MarkITx Trade Desk members will now be able to view invoices, send payment and see the latest trading activity on the website.
After a block closes, high bidders can view the invoice in the trades section. Click continue to submit your payment information and start making arrangements to get your gear.
For purchases under $5,000 we offer both wire and credit card as payment methods, but for anything larger, you’ll need to wire funds directly to MarkITx. Once the transfer has been made, submit a Fed Reference Number to finalize the transaction.
There can be an overwhelming number of events surrounding trading: new blocks opening, bids getting beat and blocks ending, just to name a few. We’ve added an activity feed to the Trade Desk landing page, so you can see what’s happening with a glance.
When I set sail for my voyage to what I like to call “a playground for people hungry for knowledge,” I had no idea how overwhelming and awesome a conference could be. Google I/O, for those not in the know, is Google’s annual software developer-focused conference.
Google I/O is the very definition of a “hands-on” conference. Beyond attending the technical sessions, we were all encouraged to hang out and play with devices in the main area on the 2nd and 3rd floors. Whether you were trying out some code at the Code Labs or listening to a mini lecture outside of the sessions, the learning possibilities seemed to be never-ending.
I found the Code Labs to be of particular interest. Google provided a dedicated workspace with desktop computers that allowed you to sign in using your Google I/O badge (just hover over the scanner and boom, you're in). These self-paced labs featured tutorials that made Google frameworks easy to follow and were a great way to kill some time between sessions.
There were a few sessions that stood out for me. Specifically, I enjoyed the HTML5 YouTube talk where I learned how they analyze their data and work with it. It was crazy to hear that YouTube developers don't have access to specific user sessions. If they run into a bug, they have to figure out a way to fix it without knowing the details of the session.
But oh, the toys! I realize I shouldn’t have been surprised by the number of proud Google Glass owners in attendance, but the density was notably higher than what an average human is used to seeing. Call it a glimpse into our hyperconnected and wearable future.
CTO Ben Blair and Developer Maria Tzeka folding the cardboard VR headset.
Photo from Google I/O 2014
Google Glass wasn’t the only wearable on display. When we walked out of the keynote presentation, everyone rushed to assemble their cardboard VR headset and my first instinct was "I want one too!" The icing on the cake of all giveaways was that every attendee received their choice of a pre-released Samsung or LG Android Wear watch to play with. I ended up going for the Samsung.

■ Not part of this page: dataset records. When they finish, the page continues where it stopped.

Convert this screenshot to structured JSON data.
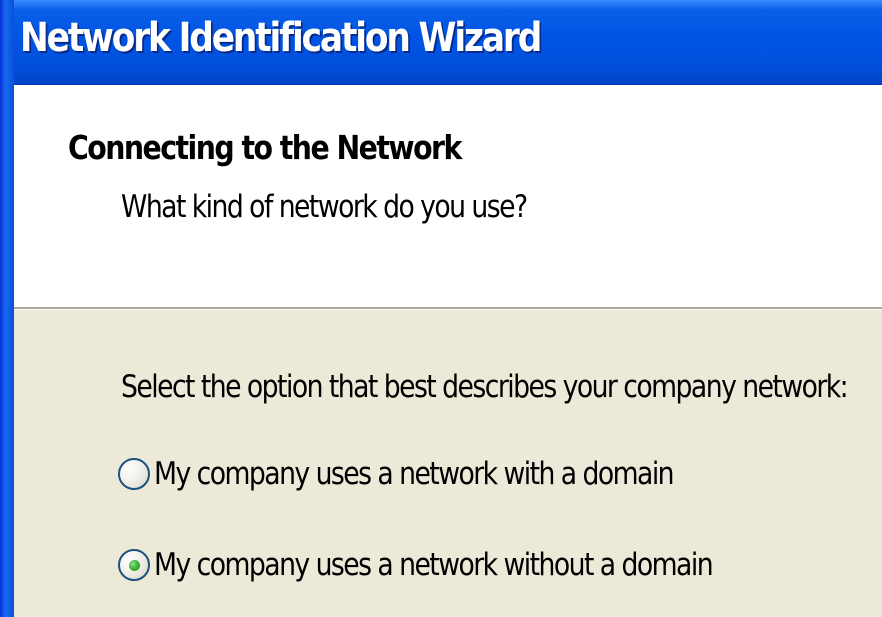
{
  "window": {
    "title": "Network Identification Wizard"
  },
  "header": {
    "title": "Connecting to the Network",
    "subtitle": "What kind of network do you use?"
  },
  "body": {
    "prompt": "Select the option that best describes your company network:",
    "options": [
      {
        "label": "My company uses a network with a domain",
        "selected": false
      },
      {
        "label": "My company uses a network without a domain",
        "selected": true
      }
    ]
  },
  "colors": {
    "title_bar": "#0054e3",
    "header_background": "#ffffff",
    "body_background": "#ece9d8",
    "radio_selected_dot": "#3fb83a"
  }
}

The talk on robotics presented by Women Techmakers was a great way to end the conference. It was inspiring to see a group of women talk about their intensive individual projects that have made a huge impact. It was also great for Google to come out and say that they want to build the best work environment for women - a hot topic in engineering lately.
My sincerest thanks go to the fine people at 1871 and Google for Entrepreneurs for selecting and sending me to my first very memorable Google I/O. I have one last takeaway from the event. Learning is never-ending, embrace the nerd in you!
A few weeks back, I had the privilege of being published in the Industry Perspectives section of Data Center Knowledge. This was my first byline in a publication that is very influential in the market we serve.
Anyone involved in the purchase of IT equipment knows that hardware is expensive. Whether we’re talking about traditional data center gear like physical servers and storage or on-premise networking gear, finding ways to save money is always a topic people can get behind.
The simple act of changing your perspective could make all the difference. As a business, you are a consumer of technology equipment. But you are also an investor in that equipment. What if you managed your data center equipment the same way an investor manages a stock portfolio?
My article outlines 5 ways you can look at your IT assets as an investor, not a consumer. From tracking your portfolio’s value to reinvesting dividends, it’s a quick read that may make you think twice about how you manage this big-ticket expense on your balance sheet.
Check it out and let me know what you think.